(Required action):
The entries below are to be retyped exactly. Preserve every word.

(Data excerpts):
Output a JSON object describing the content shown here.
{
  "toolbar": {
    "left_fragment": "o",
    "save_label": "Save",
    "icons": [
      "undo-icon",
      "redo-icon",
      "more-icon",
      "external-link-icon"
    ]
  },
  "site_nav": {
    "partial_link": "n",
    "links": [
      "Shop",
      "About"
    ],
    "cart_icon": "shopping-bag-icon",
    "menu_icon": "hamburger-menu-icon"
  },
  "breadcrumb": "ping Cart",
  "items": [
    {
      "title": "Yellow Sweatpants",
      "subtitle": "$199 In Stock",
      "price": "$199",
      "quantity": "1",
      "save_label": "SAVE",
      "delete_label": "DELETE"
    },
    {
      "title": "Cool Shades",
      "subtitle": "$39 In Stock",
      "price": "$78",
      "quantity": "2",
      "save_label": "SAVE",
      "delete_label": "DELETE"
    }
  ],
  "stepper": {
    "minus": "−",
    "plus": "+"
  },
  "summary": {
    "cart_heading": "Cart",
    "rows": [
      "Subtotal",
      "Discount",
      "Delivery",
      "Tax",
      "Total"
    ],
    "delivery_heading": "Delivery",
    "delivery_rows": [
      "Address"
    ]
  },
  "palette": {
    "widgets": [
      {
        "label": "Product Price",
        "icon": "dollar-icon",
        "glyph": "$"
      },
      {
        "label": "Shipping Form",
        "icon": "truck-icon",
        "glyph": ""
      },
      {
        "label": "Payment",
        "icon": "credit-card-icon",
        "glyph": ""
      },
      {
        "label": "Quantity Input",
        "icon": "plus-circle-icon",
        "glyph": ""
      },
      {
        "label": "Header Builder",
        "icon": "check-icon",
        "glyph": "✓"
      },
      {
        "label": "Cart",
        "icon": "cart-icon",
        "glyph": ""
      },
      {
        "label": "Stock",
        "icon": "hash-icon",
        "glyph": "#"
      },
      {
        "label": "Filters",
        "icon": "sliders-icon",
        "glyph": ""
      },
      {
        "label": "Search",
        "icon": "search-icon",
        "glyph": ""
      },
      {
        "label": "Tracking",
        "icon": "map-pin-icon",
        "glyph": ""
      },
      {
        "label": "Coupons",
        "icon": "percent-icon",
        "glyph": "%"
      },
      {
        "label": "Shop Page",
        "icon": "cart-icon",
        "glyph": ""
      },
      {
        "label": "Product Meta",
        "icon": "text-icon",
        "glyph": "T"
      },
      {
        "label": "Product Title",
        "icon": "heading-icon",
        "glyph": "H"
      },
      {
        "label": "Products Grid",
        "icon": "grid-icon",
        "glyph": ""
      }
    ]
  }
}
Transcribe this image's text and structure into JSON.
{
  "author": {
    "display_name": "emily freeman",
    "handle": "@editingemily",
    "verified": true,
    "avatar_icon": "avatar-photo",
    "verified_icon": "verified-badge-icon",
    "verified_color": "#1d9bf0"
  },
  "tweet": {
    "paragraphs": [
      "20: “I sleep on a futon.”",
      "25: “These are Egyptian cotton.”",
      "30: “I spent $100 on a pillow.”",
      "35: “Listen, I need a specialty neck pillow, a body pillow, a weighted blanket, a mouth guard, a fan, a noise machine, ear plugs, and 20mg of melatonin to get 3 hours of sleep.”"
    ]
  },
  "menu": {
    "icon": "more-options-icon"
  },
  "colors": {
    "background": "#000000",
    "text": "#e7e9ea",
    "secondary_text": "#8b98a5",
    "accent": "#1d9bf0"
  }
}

(Solution):
Output a JSON object describing the content shown here.
{
  "toolbar": {
    "left_fragment": "o",
    "save_label": "Save",
    "icons": [
      "undo-icon",
      "redo-icon",
      "more-icon",
      "external-link-icon"
    ]
  },
  "site_nav": {
    "partial_link": "n",
    "links": [
      "Shop",
      "About"
    ],
    "cart_icon": "shopping-bag-icon",
    "menu_icon": "hamburger-menu-icon"
  },
  "breadcrumb": "ping Cart",
  "items": [
    {
      "title": "Yellow Sweatpants",
      "subtitle": "$199 In Stock",
      "price": "$199",
      "quantity": "1",
      "save_label": "SAVE",
      "delete_label": "DELETE"
    },
    {
      "title": "Cool Shades",
      "subtitle": "$39 In Stock",
      "price": "$78",
      "quantity": "2",
      "save_label": "SAVE",
      "delete_label": "DELETE"
    }
  ],
  "stepper": {
    "minus": "−",
    "plus": "+"
  },
  "summary": {
    "cart_heading": "Cart",
    "rows": [
      "Subtotal",
      "Discount",
      "Delivery",
      "Tax",
      "Total"
    ],
    "delivery_heading": "Delivery",
    "delivery_rows": [
      "Address"
    ]
  },
  "palette": {
    "widgets": [
      {
        "label": "Product Price",
        "icon": "dollar-icon",
        "glyph": "$"
      },
      {
        "label": "Shipping Form",
        "icon": "truck-icon",
        "glyph": ""
      },
      {
        "label": "Payment",
        "icon": "credit-card-icon",
        "glyph": ""
      },
      {
        "label": "Quantity Input",
        "icon": "plus-circle-icon",
        "glyph": ""
      },
      {
        "label": "Header Builder",
        "icon": "check-icon",
        "glyph": "✓"
      },
      {
        "label": "Cart",
        "icon": "cart-icon",
        "glyph": ""
      },
      {
        "label": "Stock",
        "icon": "hash-icon",
        "glyph": "#"
      },
      {
        "label": "Filters",
        "icon": "sliders-icon",
        "glyph": ""
      },
      {
        "label": "Search",
        "icon": "search-icon",
        "glyph": ""
      },
      {
        "label": "Tracking",
        "icon": "map-pin-icon",
        "glyph": ""
      },
      {
        "label": "Coupons",
        "icon": "percent-icon",
        "glyph": "%"
      },
      {
        "label": "Shop Page",
        "icon": "cart-icon",
        "glyph": ""
      },
      {
        "label": "Product Meta",
        "icon": "text-icon",
        "glyph": "T"
      },
      {
        "label": "Product Title",
        "icon": "heading-icon",
        "glyph": "H"
      },
      {
        "label": "Products Grid",
        "icon": "grid-icon",
        "glyph": ""
      }
    ]
  }
}
Transcribe this image's text and structure into JSON.
{
  "author": {
    "display_name": "emily freeman",
    "handle": "@editingemily",
    "verified": true,
    "avatar_icon": "avatar-photo",
    "verified_icon": "verified-badge-icon",
    "verified_color": "#1d9bf0"
  },
  "tweet": {
    "paragraphs": [
      "20: “I sleep on a futon.”",
      "25: “These are Egyptian cotton.”",
      "30: “I spent $100 on a pillow.”",
      "35: “Listen, I need a specialty neck pillow, a body pillow, a weighted blanket, a mouth guard, a fan, a noise machine, ear plugs, and 20mg of melatonin to get 3 hours of sleep.”"
    ]
  },
  "menu": {
    "icon": "more-options-icon"
  },
  "colors": {
    "background": "#000000",
    "text": "#e7e9ea",
    "secondary_text": "#8b98a5",
    "accent": "#1d9bf0"
  }
}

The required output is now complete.